> [Aim of the task]
Go through the entries below and report how many lines contain the string "What". Nothing but the number is wanted.

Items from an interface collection
Segment Open

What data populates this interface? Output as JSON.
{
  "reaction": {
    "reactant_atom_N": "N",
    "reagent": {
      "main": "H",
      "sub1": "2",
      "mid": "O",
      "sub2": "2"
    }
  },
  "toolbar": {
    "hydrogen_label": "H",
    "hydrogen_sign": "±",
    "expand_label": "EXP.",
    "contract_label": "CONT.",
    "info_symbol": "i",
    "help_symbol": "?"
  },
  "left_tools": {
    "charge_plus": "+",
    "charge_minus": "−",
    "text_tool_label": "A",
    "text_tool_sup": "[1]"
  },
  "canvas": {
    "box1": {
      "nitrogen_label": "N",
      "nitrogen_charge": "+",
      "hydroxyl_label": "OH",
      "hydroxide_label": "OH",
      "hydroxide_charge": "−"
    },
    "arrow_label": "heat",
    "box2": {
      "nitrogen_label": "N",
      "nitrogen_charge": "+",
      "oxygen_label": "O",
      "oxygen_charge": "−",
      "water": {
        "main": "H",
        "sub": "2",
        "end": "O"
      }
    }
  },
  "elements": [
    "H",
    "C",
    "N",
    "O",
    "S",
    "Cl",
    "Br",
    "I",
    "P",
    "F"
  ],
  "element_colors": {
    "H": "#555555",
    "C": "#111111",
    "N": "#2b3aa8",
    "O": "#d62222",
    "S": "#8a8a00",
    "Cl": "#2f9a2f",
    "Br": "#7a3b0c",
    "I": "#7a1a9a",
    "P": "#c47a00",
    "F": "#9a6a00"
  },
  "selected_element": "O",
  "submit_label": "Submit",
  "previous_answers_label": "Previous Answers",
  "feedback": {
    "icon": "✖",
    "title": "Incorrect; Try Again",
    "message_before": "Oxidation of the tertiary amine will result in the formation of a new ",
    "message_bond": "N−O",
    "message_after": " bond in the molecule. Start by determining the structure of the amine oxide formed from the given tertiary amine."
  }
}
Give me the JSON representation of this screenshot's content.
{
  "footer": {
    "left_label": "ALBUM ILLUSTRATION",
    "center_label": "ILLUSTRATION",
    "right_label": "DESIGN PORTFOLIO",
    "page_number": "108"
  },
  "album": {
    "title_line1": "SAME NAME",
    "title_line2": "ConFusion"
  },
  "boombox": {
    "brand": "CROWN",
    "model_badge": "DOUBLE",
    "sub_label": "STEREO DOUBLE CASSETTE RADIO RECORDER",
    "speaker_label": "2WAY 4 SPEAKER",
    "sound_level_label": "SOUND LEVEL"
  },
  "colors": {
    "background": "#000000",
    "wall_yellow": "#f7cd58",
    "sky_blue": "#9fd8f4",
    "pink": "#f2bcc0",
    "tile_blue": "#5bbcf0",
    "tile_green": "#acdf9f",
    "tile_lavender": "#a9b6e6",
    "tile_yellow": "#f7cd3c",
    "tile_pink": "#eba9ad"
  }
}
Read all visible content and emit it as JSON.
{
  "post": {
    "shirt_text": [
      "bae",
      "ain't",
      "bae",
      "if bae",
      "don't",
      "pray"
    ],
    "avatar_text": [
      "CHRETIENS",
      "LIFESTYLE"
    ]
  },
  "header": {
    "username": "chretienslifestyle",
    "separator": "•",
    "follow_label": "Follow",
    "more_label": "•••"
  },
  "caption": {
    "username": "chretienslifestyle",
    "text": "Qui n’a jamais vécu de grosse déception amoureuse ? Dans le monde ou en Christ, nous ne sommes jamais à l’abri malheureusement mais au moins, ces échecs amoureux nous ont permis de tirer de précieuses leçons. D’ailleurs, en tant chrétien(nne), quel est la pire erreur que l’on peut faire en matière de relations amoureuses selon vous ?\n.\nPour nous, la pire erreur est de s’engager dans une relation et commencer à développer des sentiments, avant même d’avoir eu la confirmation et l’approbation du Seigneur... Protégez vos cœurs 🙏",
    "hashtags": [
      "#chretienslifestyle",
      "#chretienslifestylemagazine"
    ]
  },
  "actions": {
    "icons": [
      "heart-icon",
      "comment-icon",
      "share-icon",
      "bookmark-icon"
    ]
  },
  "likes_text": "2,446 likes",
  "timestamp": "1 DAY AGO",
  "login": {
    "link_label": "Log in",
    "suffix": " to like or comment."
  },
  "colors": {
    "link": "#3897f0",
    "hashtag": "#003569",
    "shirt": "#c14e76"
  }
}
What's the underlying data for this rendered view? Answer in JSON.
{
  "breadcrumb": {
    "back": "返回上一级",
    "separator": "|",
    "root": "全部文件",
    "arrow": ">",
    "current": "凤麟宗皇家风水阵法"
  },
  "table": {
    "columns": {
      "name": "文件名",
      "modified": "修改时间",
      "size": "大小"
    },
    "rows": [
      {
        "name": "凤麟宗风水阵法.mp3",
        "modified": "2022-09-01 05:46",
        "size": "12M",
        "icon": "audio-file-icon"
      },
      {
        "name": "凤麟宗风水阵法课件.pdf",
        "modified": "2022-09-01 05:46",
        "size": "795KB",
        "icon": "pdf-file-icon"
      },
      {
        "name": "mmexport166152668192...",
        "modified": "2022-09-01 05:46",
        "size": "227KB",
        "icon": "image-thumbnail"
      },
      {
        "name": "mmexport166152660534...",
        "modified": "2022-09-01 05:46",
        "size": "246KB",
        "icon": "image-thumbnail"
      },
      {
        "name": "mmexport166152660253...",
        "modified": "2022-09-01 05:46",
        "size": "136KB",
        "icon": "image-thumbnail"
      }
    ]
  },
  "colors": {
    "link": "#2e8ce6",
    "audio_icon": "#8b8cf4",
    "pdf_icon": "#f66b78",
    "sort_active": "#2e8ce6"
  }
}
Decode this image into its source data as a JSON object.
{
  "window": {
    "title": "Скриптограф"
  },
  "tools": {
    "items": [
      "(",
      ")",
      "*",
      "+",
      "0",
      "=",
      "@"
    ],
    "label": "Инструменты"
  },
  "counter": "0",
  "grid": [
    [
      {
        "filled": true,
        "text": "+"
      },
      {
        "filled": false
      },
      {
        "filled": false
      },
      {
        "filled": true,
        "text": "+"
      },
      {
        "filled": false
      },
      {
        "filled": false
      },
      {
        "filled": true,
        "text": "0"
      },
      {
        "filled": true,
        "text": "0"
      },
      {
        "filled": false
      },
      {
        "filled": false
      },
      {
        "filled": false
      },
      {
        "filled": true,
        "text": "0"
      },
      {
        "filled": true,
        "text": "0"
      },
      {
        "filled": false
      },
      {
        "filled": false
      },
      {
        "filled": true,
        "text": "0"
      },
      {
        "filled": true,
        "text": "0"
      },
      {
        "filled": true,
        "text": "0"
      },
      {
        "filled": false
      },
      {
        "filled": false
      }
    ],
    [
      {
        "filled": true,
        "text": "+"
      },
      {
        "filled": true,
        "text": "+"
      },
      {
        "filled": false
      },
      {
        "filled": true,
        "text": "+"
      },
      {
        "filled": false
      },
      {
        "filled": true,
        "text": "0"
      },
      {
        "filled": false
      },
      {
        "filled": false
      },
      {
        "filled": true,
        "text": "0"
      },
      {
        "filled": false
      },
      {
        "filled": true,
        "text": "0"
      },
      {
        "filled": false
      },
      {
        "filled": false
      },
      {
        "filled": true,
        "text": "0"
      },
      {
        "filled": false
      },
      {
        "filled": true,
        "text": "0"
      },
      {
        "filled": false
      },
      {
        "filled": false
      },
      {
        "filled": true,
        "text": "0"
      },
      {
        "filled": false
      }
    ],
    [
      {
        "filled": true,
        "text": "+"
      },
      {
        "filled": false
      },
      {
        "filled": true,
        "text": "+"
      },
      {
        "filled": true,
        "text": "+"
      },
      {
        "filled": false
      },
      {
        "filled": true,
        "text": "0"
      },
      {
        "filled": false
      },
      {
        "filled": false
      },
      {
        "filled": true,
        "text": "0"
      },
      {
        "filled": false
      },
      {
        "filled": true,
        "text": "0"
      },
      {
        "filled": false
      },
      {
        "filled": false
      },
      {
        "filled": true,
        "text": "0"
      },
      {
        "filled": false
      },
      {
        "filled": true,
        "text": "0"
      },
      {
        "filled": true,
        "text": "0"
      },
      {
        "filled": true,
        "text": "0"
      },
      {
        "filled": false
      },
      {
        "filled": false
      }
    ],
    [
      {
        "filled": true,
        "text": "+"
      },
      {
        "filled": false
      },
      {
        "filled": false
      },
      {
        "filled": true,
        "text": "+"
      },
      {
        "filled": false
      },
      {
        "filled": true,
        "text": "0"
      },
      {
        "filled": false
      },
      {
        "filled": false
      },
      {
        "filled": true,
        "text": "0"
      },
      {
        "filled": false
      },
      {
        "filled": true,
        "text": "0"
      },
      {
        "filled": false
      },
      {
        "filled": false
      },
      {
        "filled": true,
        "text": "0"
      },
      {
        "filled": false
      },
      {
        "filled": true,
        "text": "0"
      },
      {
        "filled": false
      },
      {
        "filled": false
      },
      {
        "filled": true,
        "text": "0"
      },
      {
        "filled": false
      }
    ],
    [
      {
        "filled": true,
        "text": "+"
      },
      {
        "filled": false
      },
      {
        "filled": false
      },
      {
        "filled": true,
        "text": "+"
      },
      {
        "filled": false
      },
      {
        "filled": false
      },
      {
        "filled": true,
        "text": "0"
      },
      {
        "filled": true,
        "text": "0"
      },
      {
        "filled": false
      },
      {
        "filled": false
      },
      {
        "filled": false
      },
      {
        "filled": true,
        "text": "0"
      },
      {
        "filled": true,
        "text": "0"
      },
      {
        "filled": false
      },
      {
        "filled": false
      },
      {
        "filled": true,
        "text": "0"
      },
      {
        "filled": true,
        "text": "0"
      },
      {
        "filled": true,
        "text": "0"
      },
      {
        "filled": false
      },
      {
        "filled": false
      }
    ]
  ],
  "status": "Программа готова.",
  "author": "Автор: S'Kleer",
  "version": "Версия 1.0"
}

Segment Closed

> [Answer for this exercise]
2